‘This book has one of the most charismatic narrators I’ve ever met’ J. K. Rowling.
‘I write this sitting in the kitchen sink’ is the first line of this timeless, witty and enchanting novel about growing up. Cassandra Mortmain lives with her bohemian and impoverished family in a crumbling castle in the middle of nowhere. Her journal records her life with her beautiful, bored sister, Rose, her fadingly glamorous stepmother, Topaz, her little brother Thomas and her eccentric novelist father who suffers from a financially crippling writer’s block. However, all their lives are turned upside down when the American heirs to the castle arrive and Cassandra finds herself falling in love for the first time…
Thanks to Cora Linn at Tea Party Princess for giving me a copy of this wonderful book! I will never forget your kindness.
There are two kinds of classic books: the ones where it’s hard to understand why they lived through the test of time, and the ones where you get why they do because how could they not? I Capture the Castle fits neatly into the second category. I’d go as far as to say that this is one of the best classics I have ever read.
This coming-of-age tale tells the story of the eccentric, poverty-stricken Mortmain family through the eyes of Cassandra, the younger sister whose literary ambitions take her to record her family’s and her lives in journals. The book itself begins when the older daughter, Rose, flings herself upon a devilish looking statue and says she’ll strike a deal with Satan himself if that will deprive them of their misery. Perhaps her longing was heard then, for not much later, two wealthy American boys enter their castle for assistance with their car. One of them even has a ghastly beard and a shadow that looks like the devil’s. When Rose decides she will do all it takes to love and be loved by one of them, it is up to Cassandra to help her sister in her endeavour, while trying to keep her family as close to sanity as possible and the house standing.
There are no words to describe this book. Whimsical, atmospheric, witty, charming, and unique would not even begin to cover it. Indeed, I am tempted to say “just read it” and leave it there. Nothing I write here will suffice, but I will try to weave a few sentences at the very least.
One could be tempted into thinking this is a cliché, romance story by the synopsis alone. Yet it is anything but that. The romance for Cassandra comes only much later in the book, and it is not even the most important part of it – if there even is one exclusive main point to the book, which I don’t think there is. Indeed, the story deals with life in general, both the good and the bad of its many parts. Family, friends, wealth, poverty, dreams, ambitions, misjudgements, love, religion, art, disappointment, madness, memories, growing up, and so much more. What’s more, it’s not just Cassandra who lives through so many of life’s facets. All characters do to one point or another, only making them ever more real.
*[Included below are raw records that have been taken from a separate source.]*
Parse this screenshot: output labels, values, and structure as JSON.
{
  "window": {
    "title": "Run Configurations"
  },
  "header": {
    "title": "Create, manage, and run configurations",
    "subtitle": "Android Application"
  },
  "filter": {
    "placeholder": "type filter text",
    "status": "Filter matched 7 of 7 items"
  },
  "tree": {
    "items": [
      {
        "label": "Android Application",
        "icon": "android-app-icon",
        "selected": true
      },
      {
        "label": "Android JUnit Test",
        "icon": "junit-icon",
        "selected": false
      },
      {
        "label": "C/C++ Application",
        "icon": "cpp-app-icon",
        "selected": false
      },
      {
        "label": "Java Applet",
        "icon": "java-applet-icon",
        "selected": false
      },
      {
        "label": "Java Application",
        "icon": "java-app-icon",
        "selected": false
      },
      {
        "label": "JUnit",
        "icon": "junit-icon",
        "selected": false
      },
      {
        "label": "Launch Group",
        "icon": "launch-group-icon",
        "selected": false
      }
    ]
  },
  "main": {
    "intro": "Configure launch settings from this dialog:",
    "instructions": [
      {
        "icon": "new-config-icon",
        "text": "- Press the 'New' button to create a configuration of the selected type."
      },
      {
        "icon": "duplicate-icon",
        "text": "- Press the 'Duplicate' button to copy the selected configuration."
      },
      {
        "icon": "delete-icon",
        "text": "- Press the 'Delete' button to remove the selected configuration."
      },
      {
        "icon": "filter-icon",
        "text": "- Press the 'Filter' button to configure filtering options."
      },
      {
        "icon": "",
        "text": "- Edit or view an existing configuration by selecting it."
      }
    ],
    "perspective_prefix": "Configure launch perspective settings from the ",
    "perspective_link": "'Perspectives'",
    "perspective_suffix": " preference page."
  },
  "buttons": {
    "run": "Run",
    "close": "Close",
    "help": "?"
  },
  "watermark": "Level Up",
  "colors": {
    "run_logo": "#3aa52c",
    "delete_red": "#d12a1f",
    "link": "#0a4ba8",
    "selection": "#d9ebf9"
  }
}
I’d go as far as to say that, along with the beautifully witty language, the characters are one of the books strongest point. They are all different, eccentric in their own ways, but despite their differences, the families still share traits that show their common path. This is also reflected in their relationships, none of which are black and white, all of which are nuanced in a variety of ways. Their growth too is palpable. Not one person is the same at the end of the book as in its beginning. This is particularly true of Thomas, whom Cassandra herself can barely recognise at the end of the book, which may say more of the two siblings than of Thomas alone.
The story itself is remarkable as well. Plenty of books that deal with the daily lives of their characters become dull only too quickly. This was not the case. Despite the existence of plenty of simple days, every journal entry was fresh with not a single dispensable word.
I Capture the Castle made me laugh, smile, and tear up. It made me believe I was in an old English castle in the 20th century, and feel confused whenever I looked away from the book and found myself in the 21st century instead. It made me feel the warmth of a bonfire and the cold pattering rain. I Capture the Castle is more than a book or a classic. It’s a friend I will gladly read again and again.
Originally posted at Blurbarians.
The book in a quote
“My hand is very tired but I want to go on writing. I keep resting and thinking. All day I have been two people – the me imprisoned in yesterday and the me out here on the mound; and now there is a third me trying to get in – the me in what is going to happen next.”